with the FEMF for the payment of its claim. UP legally acquired the laboratory furniture under the MOA with FEMF; hence, it is entitled to keep the laboratory furniture.

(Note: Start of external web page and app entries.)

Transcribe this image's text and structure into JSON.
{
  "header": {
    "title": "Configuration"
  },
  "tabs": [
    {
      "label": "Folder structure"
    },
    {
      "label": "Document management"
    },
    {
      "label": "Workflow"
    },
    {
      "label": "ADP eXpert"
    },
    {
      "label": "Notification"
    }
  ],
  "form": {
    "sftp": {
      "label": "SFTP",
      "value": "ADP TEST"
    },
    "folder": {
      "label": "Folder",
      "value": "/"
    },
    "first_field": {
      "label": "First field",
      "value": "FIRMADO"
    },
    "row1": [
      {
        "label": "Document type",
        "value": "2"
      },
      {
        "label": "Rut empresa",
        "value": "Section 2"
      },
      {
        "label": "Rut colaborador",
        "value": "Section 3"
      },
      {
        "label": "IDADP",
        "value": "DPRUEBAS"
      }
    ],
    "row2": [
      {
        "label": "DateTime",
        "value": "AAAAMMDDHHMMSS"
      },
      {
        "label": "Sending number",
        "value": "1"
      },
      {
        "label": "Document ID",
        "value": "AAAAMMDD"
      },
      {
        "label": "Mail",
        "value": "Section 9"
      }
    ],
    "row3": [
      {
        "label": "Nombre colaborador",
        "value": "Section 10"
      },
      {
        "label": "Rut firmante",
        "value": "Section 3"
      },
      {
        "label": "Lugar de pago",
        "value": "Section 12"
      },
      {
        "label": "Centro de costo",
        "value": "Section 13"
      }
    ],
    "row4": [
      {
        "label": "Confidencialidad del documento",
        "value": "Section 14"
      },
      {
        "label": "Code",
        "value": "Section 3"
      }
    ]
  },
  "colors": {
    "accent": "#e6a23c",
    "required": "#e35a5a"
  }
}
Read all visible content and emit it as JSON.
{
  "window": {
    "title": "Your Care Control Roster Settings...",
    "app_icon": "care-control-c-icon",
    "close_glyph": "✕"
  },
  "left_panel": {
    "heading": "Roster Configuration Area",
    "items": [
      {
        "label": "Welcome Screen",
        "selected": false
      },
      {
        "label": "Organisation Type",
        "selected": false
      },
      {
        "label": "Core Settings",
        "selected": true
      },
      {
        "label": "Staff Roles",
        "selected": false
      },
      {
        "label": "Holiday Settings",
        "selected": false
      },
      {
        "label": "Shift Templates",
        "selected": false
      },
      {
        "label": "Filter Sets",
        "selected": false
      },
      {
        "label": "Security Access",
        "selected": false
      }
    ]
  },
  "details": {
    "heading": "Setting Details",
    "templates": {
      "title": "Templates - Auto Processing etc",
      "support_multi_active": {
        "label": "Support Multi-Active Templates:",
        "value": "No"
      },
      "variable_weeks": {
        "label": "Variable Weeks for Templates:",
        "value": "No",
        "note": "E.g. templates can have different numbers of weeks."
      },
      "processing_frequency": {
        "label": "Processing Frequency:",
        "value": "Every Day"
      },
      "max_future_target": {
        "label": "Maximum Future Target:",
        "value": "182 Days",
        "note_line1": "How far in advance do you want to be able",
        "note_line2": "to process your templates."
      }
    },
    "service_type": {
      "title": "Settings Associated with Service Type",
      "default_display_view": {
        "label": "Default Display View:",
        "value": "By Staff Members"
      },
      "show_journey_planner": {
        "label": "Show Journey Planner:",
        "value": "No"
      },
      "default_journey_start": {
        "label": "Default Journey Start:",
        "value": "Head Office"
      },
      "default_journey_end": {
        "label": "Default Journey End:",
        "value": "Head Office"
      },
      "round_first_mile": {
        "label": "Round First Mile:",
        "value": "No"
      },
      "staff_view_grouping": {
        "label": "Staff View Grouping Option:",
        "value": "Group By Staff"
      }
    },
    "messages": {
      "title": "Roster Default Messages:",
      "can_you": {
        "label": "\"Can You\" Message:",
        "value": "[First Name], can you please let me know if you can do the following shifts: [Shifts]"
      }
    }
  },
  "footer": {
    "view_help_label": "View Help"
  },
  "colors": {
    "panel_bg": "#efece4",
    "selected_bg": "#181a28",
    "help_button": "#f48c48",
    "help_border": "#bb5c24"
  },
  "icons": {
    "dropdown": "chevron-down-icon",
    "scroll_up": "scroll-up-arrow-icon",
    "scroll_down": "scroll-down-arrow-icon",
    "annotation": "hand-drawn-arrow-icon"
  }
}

CauseMoney or Equivalent Vda. De Portugal v. IAC Facts: Petitioner Cornelia and her late husband Pascual were able to accumulate several real properties, two of which two of their sons, Hugo and Emiliano, acquired the titles thereto on the pretext Hugo had to use them to secure a loan he was negotiating. When Pascual died, the other heirs, for the purpose of negotiating an extrajudicial partition of the deceased estate, Cornelia asked Hugo for the return of the two titles. Hugo manifested that the titles no longer exist. He showed petitioners two TCTs which cancelled the previous ones he was loaned. This falsification was triggered by a deed of sale by which the spouses De Portugal purportedly sold the two parcels of land covered by aforementioned titles. Emiliano denied any participation in the fraud, and caused the reconveyance of the lot previously under one of the two titles and which was conveyed to him under the void deed of sale. Hugo on the other hand refused to make restitution. This compelled Cornelia and his other siblings to institute an action for annulment on the controversial parcel of land covered by the other TCT. Issue: If the sale is valid. No. Held: Fraud and mistake are not the only vices present in the assailed contract of sale. There was a lack of consideration in said contract; Cornelia and the others only learned of the alleged sale after the deed was shown to them, and thus consideration or price was totally non-existent. Applying the provisions of Articles 1350, 1352, and 1409 of the new Civil Code in relation to the indispensable requisite of a valid cause or consideration in any contract, and what constitutes a void or inexistent contract, we rule that the disputed deed of sale is void ab initio or inexistent, not merely voidable. And it is provided in Article 1410 of the Civil Code, that '(T)he action or defense for the declaration of the inexistence of a contract does not prescribe.